Music Review: To Pimp A Butterfly
The caterpillar is a prisoner to the streets that conceived it
Its only job is to eat or consume everything around it, in order to protect itself from this mad city
While consuming its environment the caterpillar begins to notice ways to survive
One thing it noticed is how much the world shuns him, but praises the butterfly
The butterfly represents the talent, the thoughtfulness, and the beauty within the caterpillar
But having a harsh outlook on life the caterpillar sees the butterfly as weak and figures out a way to pimp it to his own benefits
Already surrounded by this mad city the caterpillar goes to work on the cocoon which institutionalizes him

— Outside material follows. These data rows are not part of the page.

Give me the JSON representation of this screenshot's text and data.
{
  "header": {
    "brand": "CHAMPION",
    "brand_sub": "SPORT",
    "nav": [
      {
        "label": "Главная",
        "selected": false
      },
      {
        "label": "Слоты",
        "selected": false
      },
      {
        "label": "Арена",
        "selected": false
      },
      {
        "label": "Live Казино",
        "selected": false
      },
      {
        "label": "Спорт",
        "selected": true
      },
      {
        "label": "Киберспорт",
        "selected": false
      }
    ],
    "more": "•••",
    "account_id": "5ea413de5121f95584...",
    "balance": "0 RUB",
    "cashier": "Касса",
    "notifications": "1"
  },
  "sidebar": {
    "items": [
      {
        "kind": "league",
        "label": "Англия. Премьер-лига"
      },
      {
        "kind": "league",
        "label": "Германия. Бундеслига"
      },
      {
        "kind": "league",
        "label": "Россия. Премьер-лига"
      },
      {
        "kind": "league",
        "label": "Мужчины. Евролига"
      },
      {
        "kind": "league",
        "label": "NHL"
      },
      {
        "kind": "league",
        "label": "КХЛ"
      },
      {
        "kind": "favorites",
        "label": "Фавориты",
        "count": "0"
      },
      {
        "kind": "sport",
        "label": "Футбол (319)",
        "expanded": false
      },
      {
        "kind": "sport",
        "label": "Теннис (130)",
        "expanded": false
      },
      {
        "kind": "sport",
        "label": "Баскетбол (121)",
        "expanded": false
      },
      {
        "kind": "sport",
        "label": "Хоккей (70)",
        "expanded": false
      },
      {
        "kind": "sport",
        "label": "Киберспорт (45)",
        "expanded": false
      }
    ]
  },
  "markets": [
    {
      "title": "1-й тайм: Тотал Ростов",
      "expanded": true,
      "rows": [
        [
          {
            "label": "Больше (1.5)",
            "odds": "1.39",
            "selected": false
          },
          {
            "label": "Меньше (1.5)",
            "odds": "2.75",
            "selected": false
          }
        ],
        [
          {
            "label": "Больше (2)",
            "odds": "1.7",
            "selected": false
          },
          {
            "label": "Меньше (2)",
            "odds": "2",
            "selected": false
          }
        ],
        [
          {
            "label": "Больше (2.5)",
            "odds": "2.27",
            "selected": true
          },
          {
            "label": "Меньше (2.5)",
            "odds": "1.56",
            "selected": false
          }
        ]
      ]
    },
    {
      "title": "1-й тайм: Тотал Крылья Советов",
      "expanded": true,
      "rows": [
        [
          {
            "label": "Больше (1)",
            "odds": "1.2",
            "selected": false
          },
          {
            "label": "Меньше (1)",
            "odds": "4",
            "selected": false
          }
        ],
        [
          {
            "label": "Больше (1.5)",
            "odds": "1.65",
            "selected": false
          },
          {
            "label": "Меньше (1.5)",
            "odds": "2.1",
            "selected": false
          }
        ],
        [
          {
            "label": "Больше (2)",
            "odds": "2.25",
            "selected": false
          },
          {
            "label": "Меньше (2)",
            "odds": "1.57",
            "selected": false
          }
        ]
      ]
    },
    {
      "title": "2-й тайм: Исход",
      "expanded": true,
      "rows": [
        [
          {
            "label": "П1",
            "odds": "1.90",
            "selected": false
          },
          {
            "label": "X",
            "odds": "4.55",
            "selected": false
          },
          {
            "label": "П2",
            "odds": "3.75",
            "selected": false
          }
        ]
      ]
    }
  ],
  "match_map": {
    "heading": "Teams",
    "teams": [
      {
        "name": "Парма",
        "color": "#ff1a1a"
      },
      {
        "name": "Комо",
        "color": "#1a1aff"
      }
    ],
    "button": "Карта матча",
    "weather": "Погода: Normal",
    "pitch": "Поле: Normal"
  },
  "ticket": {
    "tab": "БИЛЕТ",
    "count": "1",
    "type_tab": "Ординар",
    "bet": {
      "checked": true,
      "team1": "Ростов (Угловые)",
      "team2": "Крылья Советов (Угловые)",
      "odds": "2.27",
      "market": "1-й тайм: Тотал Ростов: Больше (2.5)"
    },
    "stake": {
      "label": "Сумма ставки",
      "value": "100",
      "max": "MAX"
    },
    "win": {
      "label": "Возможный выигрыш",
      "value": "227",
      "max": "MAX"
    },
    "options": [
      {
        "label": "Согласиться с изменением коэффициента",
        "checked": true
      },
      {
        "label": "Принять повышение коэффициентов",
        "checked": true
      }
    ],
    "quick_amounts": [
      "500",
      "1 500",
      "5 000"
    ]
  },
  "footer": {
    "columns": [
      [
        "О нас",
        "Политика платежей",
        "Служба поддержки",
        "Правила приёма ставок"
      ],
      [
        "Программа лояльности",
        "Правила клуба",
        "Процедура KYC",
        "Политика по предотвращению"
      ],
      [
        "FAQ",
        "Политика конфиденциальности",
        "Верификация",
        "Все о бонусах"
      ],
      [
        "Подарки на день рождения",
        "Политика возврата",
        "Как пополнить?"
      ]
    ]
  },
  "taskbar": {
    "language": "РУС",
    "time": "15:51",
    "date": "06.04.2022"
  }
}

He can no longer see past his own thoughts
When trapped inside these walls certain ideas take roots, such as going home, and bringing back new concepts to this mad city
Wings begin to emerge, breaking the cycle of feeling stagnant
Finally free, the butterfly sheds light on situations that the caterpillar never considered, ending the internal struggle
Although the butterfly and caterpillar are completely different, they are one and the same.
To understand this poem, in all it’s worth and greatness, one must have a firm grasp of the context surrounding it. It was written by Kendrick Lamar, a young rapper from Compton, California and was first introduced throughout his Grammy winning album titled “To Pimp a Butterfly”, widely regarded as his magnum opus. The album discusses Kendrick’s struggle through his growth as an artist and the price of fame. His fall into depression, loss of spirituality and contact with God coupled with an identity crisis and a pursuit of materialism led to a downward spiral that culminated in one of the most rich and soulful albums of the decade, establishing Lamar’s reputation as a pioneer.
The first time I heard the poem above, I felt like I’d just crossed a finish line or free-handedly drawn a perfect circle. To be more specific I felt complete. Although the metaphor above used to describe Kendrick’s life as well as other minorities was slightly complicated and I didn’t fully comprehend what the butterfly and the caterpillar stood for, the words made sense. I had no questions, I simply knew.
From my perspective, the caterpillar represents Kendrick before the fame and wealth. His life growing up in Compton, one of the most infamous cities in California, notorious for its high crime and murder rate left him to grow up contained in a box. He lives the rat race. “Its only job is to eat or consume everything around it, in order to protect itself from this mad city” shows a survivalist mentality because his environment has led him to see life in shades of gray.
The butterfly on the other hand represents the American Dream version of Kendrick. Money, power, fame, women etc. any and all things Kendrick and half of the nation aspires to have when they’re young and poor. To him this comes in the form of a life as a rapper such as the ones on TV. “While consuming its environment the caterpillar begins to notice ways to survive. One thing it noticed is how much the world shuns him, but praises the butterfly. The butterfly represents the talent, the thoughtfulness, and the beauty within the caterpillar”
So he becomes a rapper. Not as a chance to pour his heart out. Not to use his words as the colors on the canvas that is a 16 track mixtape but as a tool. To him music is an accessory. A mean rather than a goal. And so he “figures out a way to pimp (the butterfly) to (his) own benefit”. He mimics the style of other rappers in the beginning of his career and is criticized for it. The cocoon representing the music industry swallows him whole and institutionalizes him.
It then dawns on him that he’s stuck in the same loop. Cornered and alone in the same position he started in, he enters a phase of self-reflection where he realizes the importance of respect. To yourself and others. This is what he hopes to bring back to his community. To the black youth of Compton in order to unify it and break the vicious cycle. This level of self-awareness is displayed in albums that followed such as Section 80 and Good Kid m.A.A.d City which was Grammy nominated.
And that is the point of the album. By showing us his growth and pains, by having us bleed like he did through the use of soulful samples layered over the roundness of a low bass synth and the deliberate distortion of his voice, we learn the truth like he did and we pay it forward. We sprout wings and leave the cocoon. We become butterflies.